Tackling Extremism in Prisons

I am today working with the Secretary of State for Justice, Liz Truss in taking action to tackle extremism in prisons, with the publication of the Acheson Report. Prisons exist to keep the public safe and Islamist extremism is a direct threat to the important work carried out in prisons.

That is why we are now taking the firm action needed in countering and confronting dangerous ideologies behind bars. It is unacceptable that prisons, responsible by the state should be used as a vehicle to help radical views thrive. We know that in our prison system today, attempts by extremists to engineer segregation, encourage aggressive conversions and intimidate prison chaplains are happening all too often.

There are no easy answers to this problem. Tackling terrorism and extremism in prisons will not be achieved through one simple approach. That is why I support the findings of the Acheson report.  We should be clear about this; this is the most dramatic departure in decades about how prisons in England and Wales deal with radicalisation.

Extremists in prisons will be separated from other inmates, thereby significantly reducing the risk of extremist gangs being able to coerce fellow prisoners into supporting warped ideologies.  It is estimated that around 1,000 inmates are vulnerable to radicalisation attempts, so the move to build special units allowing separation between radicalised inmates and other prisoners is crucial in stopping the threat of contagion.

New controls on books regarded as extremist mean that some books will be banned, with new powers given to regularly scrutinise potentially dangerous materials.  Prison chaplains will also be subject to greater vetting to ensure that the prison system is not used as a means to preach extremist ideology.

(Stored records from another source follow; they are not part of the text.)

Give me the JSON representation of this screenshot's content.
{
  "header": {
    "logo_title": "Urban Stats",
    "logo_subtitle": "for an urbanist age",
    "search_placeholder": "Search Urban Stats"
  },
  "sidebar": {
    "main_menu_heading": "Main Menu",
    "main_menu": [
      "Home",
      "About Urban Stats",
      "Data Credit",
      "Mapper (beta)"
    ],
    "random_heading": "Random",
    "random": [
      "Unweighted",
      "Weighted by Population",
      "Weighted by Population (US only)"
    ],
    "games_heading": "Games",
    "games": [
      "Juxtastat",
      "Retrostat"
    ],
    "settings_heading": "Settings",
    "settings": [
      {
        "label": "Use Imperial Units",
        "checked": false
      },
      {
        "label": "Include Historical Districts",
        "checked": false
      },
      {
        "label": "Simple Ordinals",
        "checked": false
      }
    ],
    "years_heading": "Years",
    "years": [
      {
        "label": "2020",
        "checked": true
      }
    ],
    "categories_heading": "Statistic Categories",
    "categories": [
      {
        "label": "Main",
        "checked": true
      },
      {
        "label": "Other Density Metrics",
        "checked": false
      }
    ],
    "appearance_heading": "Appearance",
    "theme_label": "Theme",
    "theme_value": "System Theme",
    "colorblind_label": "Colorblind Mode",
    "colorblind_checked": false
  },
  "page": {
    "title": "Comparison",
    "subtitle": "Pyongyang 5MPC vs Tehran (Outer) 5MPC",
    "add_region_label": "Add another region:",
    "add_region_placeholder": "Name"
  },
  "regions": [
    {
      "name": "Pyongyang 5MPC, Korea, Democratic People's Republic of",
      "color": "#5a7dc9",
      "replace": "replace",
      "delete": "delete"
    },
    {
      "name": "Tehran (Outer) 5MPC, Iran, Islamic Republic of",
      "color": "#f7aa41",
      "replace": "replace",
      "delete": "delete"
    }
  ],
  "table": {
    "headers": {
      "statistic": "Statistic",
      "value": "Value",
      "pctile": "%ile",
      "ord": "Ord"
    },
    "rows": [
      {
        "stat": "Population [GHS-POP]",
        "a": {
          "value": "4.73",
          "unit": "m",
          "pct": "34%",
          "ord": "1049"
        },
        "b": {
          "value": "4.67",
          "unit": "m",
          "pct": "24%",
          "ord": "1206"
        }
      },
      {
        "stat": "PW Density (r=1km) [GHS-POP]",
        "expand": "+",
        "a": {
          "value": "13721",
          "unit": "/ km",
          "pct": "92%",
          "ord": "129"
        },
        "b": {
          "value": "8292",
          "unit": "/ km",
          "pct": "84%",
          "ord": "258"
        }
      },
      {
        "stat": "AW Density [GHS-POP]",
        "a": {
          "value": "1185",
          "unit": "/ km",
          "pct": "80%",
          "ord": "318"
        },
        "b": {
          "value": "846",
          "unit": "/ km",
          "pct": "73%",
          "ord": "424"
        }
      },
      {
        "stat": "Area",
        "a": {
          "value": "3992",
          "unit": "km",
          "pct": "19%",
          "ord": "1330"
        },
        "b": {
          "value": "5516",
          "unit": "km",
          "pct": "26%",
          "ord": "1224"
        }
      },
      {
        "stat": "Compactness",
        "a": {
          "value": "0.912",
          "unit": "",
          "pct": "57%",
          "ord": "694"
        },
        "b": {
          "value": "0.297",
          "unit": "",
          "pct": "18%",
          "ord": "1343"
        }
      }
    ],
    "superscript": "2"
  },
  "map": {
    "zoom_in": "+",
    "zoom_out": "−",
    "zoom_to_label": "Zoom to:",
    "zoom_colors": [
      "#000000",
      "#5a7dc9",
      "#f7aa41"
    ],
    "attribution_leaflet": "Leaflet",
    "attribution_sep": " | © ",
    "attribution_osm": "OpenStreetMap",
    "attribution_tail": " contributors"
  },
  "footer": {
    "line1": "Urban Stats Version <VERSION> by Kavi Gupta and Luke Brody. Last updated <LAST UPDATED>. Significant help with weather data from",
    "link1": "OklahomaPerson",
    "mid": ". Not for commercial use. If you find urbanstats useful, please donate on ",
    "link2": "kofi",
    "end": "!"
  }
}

Finally, prison staff must be given further training and support so they are better equipped to deal with radicalised inmates. The Acheson report shows that many prison staff do not feel that they are able to properly confront the issue, with some staff citing fears of being labelled racist. Helping our prison civil servants is essential. Prison staff do work which is not seen by the majority of the public, but is crucial for public protection and society as a whole. Helping them will be a central tenant in building a stronger, fairer prison system.